BEGIN Records to process

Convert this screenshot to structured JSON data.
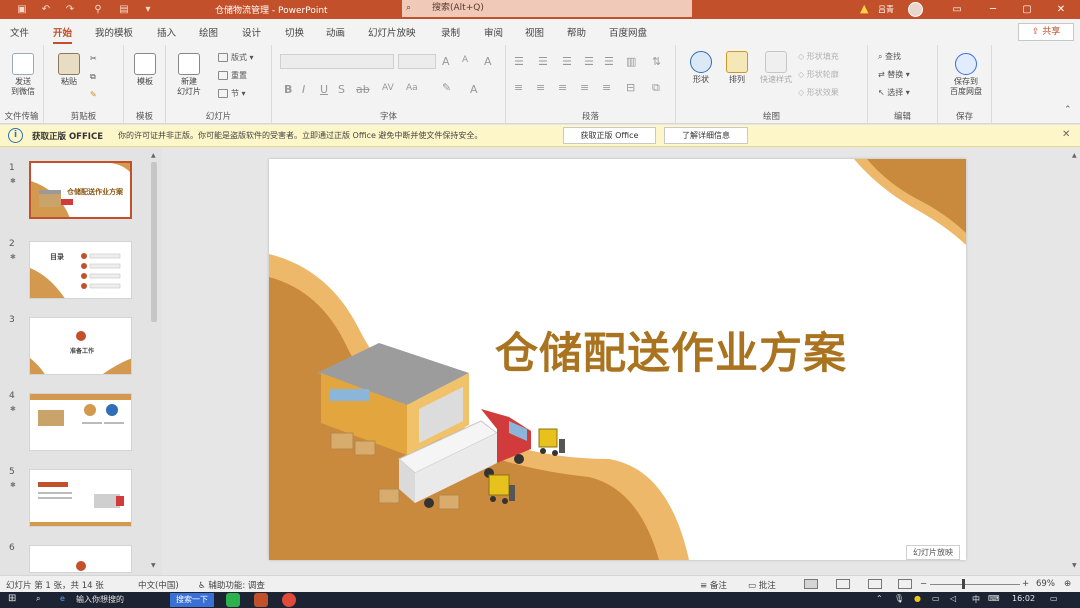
{
  "titlebar": {
    "doc_title": "仓储物流管理",
    "app_name": "PowerPoint",
    "search_placeholder": "搜索(Alt+Q)",
    "user": "吕青",
    "accent": "#c2502a"
  },
  "tabs": [
    {
      "label": "文件"
    },
    {
      "label": "开始"
    },
    {
      "label": "我的模板"
    },
    {
      "label": "插入"
    },
    {
      "label": "绘图"
    },
    {
      "label": "设计"
    },
    {
      "label": "切换"
    },
    {
      "label": "动画"
    },
    {
      "label": "幻灯片放映"
    },
    {
      "label": "录制"
    },
    {
      "label": "审阅"
    },
    {
      "label": "视图"
    },
    {
      "label": "帮助"
    },
    {
      "label": "百度网盘"
    }
  ],
  "share_label": "共享",
  "ribbon": {
    "send": "发送\n到微信",
    "file_transfer": "文件传输",
    "paste": "粘贴",
    "clipboard": "剪贴板",
    "template": "模板",
    "template_group": "模板",
    "new_slide": "新建\n幻灯片",
    "layout": "版式",
    "reset": "重置",
    "section": "节",
    "slides_group": "幻灯片",
    "font_group": "字体",
    "paragraph_group": "段落",
    "shapes": "形状",
    "arrange": "排列",
    "quick_styles": "快速样式",
    "shape_fill": "形状填充",
    "shape_outline": "形状轮廓",
    "shape_effects": "形状效果",
    "drawing_group": "绘图",
    "find": "查找",
    "replace": "替换",
    "select": "选择",
    "editing_group": "编辑",
    "save_to_cloud": "保存到\n百度网盘",
    "save_group": "保存"
  },
  "notification": {
    "title": "获取正版 OFFICE",
    "message": "你的许可证并非正版。你可能是盗版软件的受害者。立即通过正版 Office 避免中断并使文件保持安全。",
    "btn_get": "获取正版 Office",
    "btn_more": "了解详细信息"
  },
  "thumbnails": [
    {
      "num": "1",
      "title": "仓储配送作业方案"
    },
    {
      "num": "2",
      "title": "目录"
    },
    {
      "num": "3",
      "title": "准备工作"
    },
    {
      "num": "4",
      "title": ""
    },
    {
      "num": "5",
      "title": ""
    },
    {
      "num": "6",
      "title": ""
    }
  ],
  "slide": {
    "title": "仓储配送作业方案",
    "accent_dark": "#c98a3e",
    "accent_light": "#edb869"
  },
  "slideshow_label": "幻灯片放映",
  "status": {
    "slide_info": "幻灯片 第 1 张，共 14 张",
    "language": "中文(中国)",
    "accessibility": "辅助功能: 调查",
    "notes": "备注",
    "comments": "批注",
    "zoom": "69%"
  },
  "taskbar": {
    "search_text": "输入你想搜的",
    "search_button": "搜索一下",
    "ime": "中",
    "time": "16:02"
  }
}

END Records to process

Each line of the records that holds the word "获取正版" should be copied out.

▸ Written response:
    "title": "获取正版 OFFICE",
    "btn_get": "获取正版 Office",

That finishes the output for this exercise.